New metal hydride clusters provide insights into hydrogen storage

September 22, 2011

A study published by researchers at the RIKEN Advanced Science Institute (ASI) has shed first-ever light on a class of heterometallic molecular structures whose unique features point the way to breakthroughs in the development of lightweight fuel cell technology. The structures contain a previously-unexplored combination of rare-earth and d-transition metals ideally suited to the compact storage of hydrogen.
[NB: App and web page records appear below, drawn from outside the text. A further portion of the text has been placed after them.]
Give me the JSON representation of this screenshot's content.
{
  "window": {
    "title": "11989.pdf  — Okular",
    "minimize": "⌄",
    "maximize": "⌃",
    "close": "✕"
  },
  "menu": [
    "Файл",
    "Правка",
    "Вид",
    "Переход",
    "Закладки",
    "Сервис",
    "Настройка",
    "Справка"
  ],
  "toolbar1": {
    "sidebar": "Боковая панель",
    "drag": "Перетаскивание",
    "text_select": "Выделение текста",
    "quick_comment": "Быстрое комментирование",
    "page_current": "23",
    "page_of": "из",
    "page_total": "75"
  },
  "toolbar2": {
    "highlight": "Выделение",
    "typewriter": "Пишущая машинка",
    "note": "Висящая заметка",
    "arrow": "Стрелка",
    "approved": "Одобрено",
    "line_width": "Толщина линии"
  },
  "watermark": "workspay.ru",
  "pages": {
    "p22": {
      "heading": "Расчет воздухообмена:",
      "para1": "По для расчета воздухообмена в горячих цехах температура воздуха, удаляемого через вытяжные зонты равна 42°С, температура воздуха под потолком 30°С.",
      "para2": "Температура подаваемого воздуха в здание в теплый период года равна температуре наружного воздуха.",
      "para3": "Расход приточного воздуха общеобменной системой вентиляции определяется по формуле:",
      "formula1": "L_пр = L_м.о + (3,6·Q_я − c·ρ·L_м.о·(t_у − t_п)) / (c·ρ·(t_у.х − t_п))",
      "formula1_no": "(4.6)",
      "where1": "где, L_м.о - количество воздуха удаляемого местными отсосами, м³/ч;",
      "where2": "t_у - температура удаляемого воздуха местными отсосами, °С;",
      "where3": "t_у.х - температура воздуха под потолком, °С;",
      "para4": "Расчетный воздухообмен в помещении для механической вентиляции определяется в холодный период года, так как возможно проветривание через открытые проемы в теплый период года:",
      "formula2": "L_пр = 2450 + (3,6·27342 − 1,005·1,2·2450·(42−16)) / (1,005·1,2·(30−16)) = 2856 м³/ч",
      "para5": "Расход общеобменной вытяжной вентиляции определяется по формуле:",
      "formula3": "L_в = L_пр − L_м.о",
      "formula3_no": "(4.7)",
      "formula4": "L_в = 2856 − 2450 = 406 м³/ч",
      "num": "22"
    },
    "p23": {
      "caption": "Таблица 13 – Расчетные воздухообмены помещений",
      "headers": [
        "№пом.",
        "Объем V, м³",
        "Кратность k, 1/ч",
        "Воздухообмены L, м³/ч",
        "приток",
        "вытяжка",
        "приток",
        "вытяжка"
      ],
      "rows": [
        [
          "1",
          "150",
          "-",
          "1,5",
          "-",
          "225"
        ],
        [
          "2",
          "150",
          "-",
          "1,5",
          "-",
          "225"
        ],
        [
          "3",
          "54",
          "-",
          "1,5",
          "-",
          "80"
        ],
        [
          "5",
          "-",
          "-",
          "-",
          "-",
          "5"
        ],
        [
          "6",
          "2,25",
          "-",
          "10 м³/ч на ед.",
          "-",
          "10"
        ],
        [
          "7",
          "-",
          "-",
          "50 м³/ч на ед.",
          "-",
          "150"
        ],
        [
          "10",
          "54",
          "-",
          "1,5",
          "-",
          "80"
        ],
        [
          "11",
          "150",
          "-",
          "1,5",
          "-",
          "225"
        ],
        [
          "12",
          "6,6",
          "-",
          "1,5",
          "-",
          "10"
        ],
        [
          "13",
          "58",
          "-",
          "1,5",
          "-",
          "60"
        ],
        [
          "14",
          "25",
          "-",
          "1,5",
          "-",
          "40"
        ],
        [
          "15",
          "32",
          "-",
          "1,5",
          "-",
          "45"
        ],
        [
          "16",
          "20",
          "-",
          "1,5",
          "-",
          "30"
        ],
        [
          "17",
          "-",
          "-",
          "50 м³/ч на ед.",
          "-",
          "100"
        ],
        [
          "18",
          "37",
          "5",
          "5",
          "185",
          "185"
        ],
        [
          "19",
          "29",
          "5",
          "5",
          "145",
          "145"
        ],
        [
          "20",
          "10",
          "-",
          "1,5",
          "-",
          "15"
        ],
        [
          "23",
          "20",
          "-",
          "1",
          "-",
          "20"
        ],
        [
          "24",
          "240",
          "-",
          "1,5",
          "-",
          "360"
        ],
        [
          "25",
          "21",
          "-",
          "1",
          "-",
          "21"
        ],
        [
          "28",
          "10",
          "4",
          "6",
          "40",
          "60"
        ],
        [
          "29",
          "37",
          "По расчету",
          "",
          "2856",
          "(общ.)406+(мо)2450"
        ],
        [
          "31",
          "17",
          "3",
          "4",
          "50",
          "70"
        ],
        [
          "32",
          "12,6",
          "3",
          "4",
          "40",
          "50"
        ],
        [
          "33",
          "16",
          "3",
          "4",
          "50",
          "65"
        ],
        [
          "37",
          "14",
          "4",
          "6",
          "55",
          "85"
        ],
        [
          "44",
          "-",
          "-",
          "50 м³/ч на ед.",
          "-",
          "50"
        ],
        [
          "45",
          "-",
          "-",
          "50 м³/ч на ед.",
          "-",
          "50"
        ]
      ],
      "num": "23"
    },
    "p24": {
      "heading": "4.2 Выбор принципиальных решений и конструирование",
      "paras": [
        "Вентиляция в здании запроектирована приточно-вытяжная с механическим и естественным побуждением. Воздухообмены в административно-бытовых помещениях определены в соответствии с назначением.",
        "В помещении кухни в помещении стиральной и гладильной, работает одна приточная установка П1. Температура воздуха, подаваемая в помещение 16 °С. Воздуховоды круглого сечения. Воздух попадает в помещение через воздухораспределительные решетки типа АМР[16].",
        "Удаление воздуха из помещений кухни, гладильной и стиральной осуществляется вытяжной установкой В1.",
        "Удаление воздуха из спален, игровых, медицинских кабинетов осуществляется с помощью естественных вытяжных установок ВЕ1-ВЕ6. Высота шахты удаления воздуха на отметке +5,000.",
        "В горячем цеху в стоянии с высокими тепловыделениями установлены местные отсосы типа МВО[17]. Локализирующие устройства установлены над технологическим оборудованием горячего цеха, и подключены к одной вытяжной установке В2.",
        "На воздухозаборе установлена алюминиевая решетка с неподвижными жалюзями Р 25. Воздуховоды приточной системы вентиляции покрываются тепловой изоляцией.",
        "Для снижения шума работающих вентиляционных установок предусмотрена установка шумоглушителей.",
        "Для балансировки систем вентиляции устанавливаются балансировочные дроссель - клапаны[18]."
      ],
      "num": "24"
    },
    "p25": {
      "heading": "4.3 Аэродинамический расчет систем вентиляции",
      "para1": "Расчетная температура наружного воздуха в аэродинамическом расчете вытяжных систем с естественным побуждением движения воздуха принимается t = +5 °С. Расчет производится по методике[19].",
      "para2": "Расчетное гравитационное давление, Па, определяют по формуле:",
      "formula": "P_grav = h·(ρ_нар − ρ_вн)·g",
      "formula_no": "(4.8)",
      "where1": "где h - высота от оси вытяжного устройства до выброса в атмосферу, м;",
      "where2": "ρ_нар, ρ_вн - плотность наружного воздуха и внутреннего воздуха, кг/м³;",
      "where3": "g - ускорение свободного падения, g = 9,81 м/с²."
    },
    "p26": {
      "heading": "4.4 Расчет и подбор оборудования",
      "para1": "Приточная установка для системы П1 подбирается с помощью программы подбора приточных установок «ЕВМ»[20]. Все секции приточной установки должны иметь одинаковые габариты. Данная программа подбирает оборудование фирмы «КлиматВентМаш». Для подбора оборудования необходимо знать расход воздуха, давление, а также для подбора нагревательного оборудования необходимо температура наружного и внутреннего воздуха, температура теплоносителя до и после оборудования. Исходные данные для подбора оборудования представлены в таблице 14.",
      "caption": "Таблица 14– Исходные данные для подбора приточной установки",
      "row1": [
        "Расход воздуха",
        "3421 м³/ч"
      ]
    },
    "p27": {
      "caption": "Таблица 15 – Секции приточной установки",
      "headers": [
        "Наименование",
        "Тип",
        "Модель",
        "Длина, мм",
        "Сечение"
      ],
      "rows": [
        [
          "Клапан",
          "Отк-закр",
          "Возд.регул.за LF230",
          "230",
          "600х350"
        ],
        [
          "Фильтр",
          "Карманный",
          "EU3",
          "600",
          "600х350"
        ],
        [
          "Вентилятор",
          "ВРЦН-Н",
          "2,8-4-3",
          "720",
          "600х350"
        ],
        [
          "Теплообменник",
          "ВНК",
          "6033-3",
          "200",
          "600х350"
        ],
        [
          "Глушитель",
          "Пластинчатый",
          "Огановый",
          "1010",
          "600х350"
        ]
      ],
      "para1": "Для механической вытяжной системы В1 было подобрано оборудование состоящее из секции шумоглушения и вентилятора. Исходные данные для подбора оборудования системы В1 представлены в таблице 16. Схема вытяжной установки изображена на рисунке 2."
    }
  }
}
The most abundant element in the universe, hydrogen holds great promise as a source of clean, renewable energy, producing nothing but water as a byproduct and thus avoiding the environmental dangers associated with existing mainstream energy sources. Broad adoption of hydrogen, however, has stalled because in its natural gaseous state, the element simply takes up too much space to store and transport efficiently.

One way to solve this problem is to use metal hydrides, metallic compounds that incorporate , as a storage medium for hydrogen. In this technique, the metal hydrides bind to hydrogen to produce a solid one thousand times or more smaller than the original . The hydrogen can then later be released from the solid by heating it to a given temperature.
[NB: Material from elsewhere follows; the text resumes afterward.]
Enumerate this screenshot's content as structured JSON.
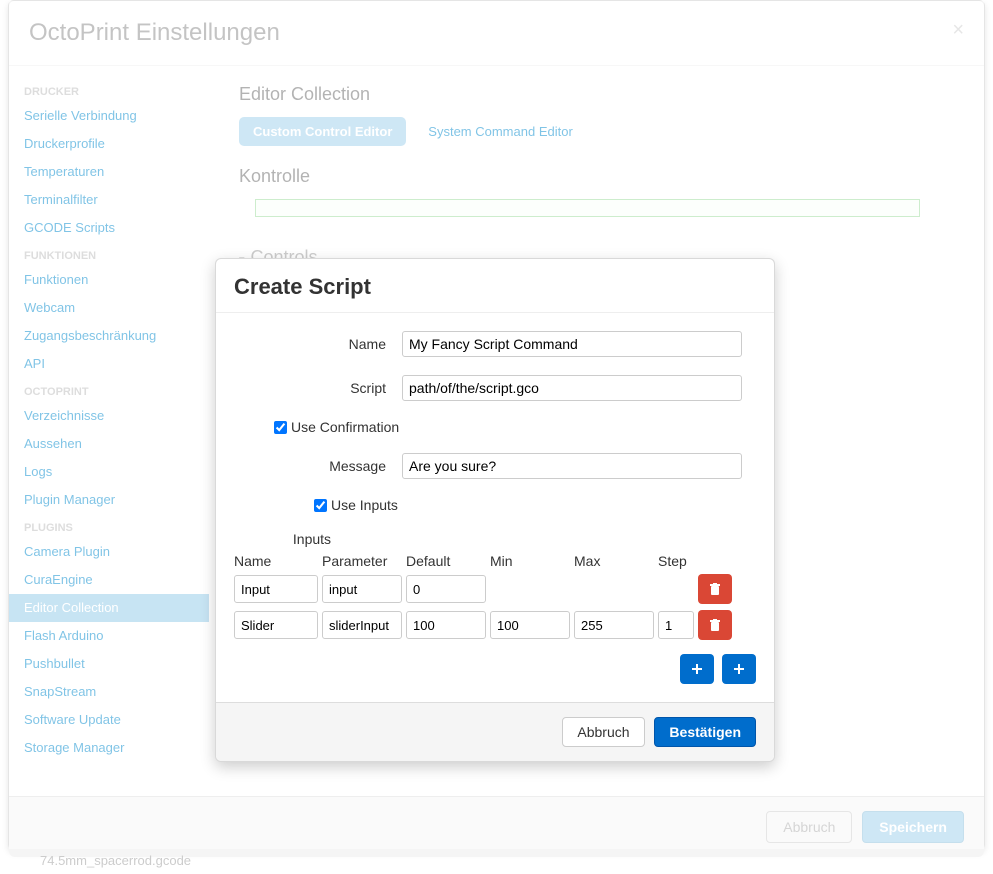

The new heterometallic hydride clusters synthesized by the RIKEN researchers use rare-earth and d-transition metals as building blocks and exploit the advantages of both. Rare earth metal hydrides remove one major obstacle by enabling analysis using X-ray diffraction, a technique which is infeasible for most other metal hydrides - offering unique insights into underlying reaction processes involved. Rare earth metal hydrides on their own, however, do not undergo reversible hydrogen addition and release, the cornerstone of hydrogen storage. This becomes possible through the addition of a d-transition metal, in this case tungsten (W) or molybdenum (Mo).

While rare-earth / d-transition metal-type metallic hydride complexes have been studied in the past, the current research is the first to explore complexes with multiple rare earth atoms of the form Ln4MHn and with well-defined structures (Ln = a rare-earth metal such as yttrium, M = a d-transition metal, either tungsten or molybdenum, and H = hydrogen). In a paper in Nature Chemistry, the researchers show that these complexes exhibit unique reactivity properties, pointing the way to new techniques and promising environmentally-friendly solutions to today's pressing energy needs.

Explore further: Hydrogen storage in nanoparticles works

Related Stories

Hydrogen storage in nanoparticles works

March 31, 2008

Dutch chemist Kees Baldé has demonstrated that hydrogen can be efficiently stored in nanoparticles. This allows hydrogen storage to be more easily used in mobile applications. Baldé discovered that 30 nanometre particles ...

Putting the squeeze on rare earth metals

April 15, 2011

( -- Rare-earth metals are a series of elements that represent one of the final frontiers of chemical exploration. The vigorous reactivity of these substances, however, has made it difficult for researchers to ...

On the way to hydrogen storage?

April 19, 2011

( -- The car of the future could be propelled by a fuel cell powered with hydrogen. But what will the fuel tank look like? Hydrogen gas is not only explosive but also very space-consuming. Storage in the form ...

Recommended for you

A new form of real gold, almost as light as air

November 25, 2015

Researchers at ETH Zurich have created a new type of foam made of real gold. It is the lightest form ever produced of the precious metal: a thousand times lighter than its conventional form and yet it is nearly impossible ...

Getting under the skin of a medieval mystery

November 23, 2015

A simple PVC eraser has helped an international team of scientists led by bioarchaeologists at the University of York to resolve the mystery surrounding the tissue-thin parchment used by medieval scribes to produce the first ...

Moonlighting molecules: Finding new uses for old enzymes

November 27, 2015

A collaboration between the University of Cambridge and MedImmune, the global biologics research and development arm of AstraZeneca, has led researchers to identify a potentially significant new application for a well-known ...


Please sign in to add a comment. Registration is free, and takes less than a minute. Read more

Click here to reset your password.
Sign in to get notified via email when new comments are made.